_DIRECTIONS FOR THIS TASK_: What this exercise requires is a verbatim reproduction of the data below.
LISTED RECORDS below:
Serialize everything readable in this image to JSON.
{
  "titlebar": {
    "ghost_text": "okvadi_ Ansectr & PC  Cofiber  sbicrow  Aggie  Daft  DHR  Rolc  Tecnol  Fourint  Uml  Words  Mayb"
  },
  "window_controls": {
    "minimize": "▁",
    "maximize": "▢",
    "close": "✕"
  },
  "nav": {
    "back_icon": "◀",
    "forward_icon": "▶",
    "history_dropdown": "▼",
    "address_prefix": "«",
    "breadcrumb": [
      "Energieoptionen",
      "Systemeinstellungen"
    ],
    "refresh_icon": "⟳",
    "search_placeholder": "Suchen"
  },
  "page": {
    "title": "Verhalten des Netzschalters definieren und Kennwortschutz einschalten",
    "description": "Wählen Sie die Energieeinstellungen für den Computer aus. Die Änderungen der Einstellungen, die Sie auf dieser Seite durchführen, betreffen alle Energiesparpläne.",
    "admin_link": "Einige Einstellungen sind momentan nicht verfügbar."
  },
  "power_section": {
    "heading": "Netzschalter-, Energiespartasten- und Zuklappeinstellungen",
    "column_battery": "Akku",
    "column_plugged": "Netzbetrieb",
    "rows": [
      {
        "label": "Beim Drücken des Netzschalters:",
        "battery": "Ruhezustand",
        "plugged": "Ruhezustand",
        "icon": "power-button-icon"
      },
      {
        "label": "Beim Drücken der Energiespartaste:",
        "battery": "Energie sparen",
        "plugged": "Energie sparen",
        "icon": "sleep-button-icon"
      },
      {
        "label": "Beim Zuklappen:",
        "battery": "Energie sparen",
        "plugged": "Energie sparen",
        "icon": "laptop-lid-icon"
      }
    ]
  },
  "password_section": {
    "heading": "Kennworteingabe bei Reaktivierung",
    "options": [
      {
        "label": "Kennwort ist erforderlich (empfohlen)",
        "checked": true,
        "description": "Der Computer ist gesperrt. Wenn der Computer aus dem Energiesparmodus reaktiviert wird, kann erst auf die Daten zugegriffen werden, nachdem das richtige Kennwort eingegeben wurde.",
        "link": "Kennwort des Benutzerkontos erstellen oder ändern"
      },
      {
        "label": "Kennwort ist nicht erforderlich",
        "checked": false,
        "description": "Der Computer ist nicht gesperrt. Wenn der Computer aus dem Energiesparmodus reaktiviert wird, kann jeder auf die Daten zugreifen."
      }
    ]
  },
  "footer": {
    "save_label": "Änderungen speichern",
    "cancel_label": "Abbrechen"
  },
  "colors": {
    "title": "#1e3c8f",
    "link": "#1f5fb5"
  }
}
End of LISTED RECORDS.
_WORKED SOLUTION_:
Serialize everything readable in this image to JSON.
{
  "titlebar": {
    "ghost_text": "okvadi_ Ansectr & PC  Cofiber  sbicrow  Aggie  Daft  DHR  Rolc  Tecnol  Fourint  Uml  Words  Mayb"
  },
  "window_controls": {
    "minimize": "▁",
    "maximize": "▢",
    "close": "✕"
  },
  "nav": {
    "back_icon": "◀",
    "forward_icon": "▶",
    "history_dropdown": "▼",
    "address_prefix": "«",
    "breadcrumb": [
      "Energieoptionen",
      "Systemeinstellungen"
    ],
    "refresh_icon": "⟳",
    "search_placeholder": "Suchen"
  },
  "page": {
    "title": "Verhalten des Netzschalters definieren und Kennwortschutz einschalten",
    "description": "Wählen Sie die Energieeinstellungen für den Computer aus. Die Änderungen der Einstellungen, die Sie auf dieser Seite durchführen, betreffen alle Energiesparpläne.",
    "admin_link": "Einige Einstellungen sind momentan nicht verfügbar."
  },
  "power_section": {
    "heading": "Netzschalter-, Energiespartasten- und Zuklappeinstellungen",
    "column_battery": "Akku",
    "column_plugged": "Netzbetrieb",
    "rows": [
      {
        "label": "Beim Drücken des Netzschalters:",
        "battery": "Ruhezustand",
        "plugged": "Ruhezustand",
        "icon": "power-button-icon"
      },
      {
        "label": "Beim Drücken der Energiespartaste:",
        "battery": "Energie sparen",
        "plugged": "Energie sparen",
        "icon": "sleep-button-icon"
      },
      {
        "label": "Beim Zuklappen:",
        "battery": "Energie sparen",
        "plugged": "Energie sparen",
        "icon": "laptop-lid-icon"
      }
    ]
  },
  "password_section": {
    "heading": "Kennworteingabe bei Reaktivierung",
    "options": [
      {
        "label": "Kennwort ist erforderlich (empfohlen)",
        "checked": true,
        "description": "Der Computer ist gesperrt. Wenn der Computer aus dem Energiesparmodus reaktiviert wird, kann erst auf die Daten zugegriffen werden, nachdem das richtige Kennwort eingegeben wurde.",
        "link": "Kennwort des Benutzerkontos erstellen oder ändern"
      },
      {
        "label": "Kennwort ist nicht erforderlich",
        "checked": false,
        "description": "Der Computer ist nicht gesperrt. Wenn der Computer aus dem Energiesparmodus reaktiviert wird, kann jeder auf die Daten zugreifen."
      }
    ]
  },
  "footer": {
    "save_label": "Änderungen speichern",
    "cancel_label": "Abbrechen"
  },
  "colors": {
    "title": "#1e3c8f",
    "link": "#1f5fb5"
  }
}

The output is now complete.